> **What to produce**:
Report all lines in the records that hold the string "Configuration".

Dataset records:
----------
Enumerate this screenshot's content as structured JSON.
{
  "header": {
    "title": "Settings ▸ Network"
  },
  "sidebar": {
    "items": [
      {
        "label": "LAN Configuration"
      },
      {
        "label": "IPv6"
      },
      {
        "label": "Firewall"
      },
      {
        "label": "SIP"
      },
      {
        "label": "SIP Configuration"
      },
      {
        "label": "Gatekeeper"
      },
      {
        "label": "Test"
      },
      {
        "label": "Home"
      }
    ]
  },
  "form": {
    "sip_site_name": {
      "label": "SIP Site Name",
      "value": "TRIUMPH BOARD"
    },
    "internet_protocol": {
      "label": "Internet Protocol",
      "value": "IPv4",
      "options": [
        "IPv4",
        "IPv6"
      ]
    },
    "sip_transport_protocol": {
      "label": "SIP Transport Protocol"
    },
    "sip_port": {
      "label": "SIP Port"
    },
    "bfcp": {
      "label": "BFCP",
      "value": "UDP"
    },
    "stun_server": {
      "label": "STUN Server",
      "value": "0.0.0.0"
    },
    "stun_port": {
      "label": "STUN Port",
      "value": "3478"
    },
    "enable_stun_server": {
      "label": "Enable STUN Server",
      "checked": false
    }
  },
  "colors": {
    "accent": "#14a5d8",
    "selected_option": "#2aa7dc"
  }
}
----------
> **Finished exercise**:
        "label": "LAN Configuration"
        "label": "SIP Configuration"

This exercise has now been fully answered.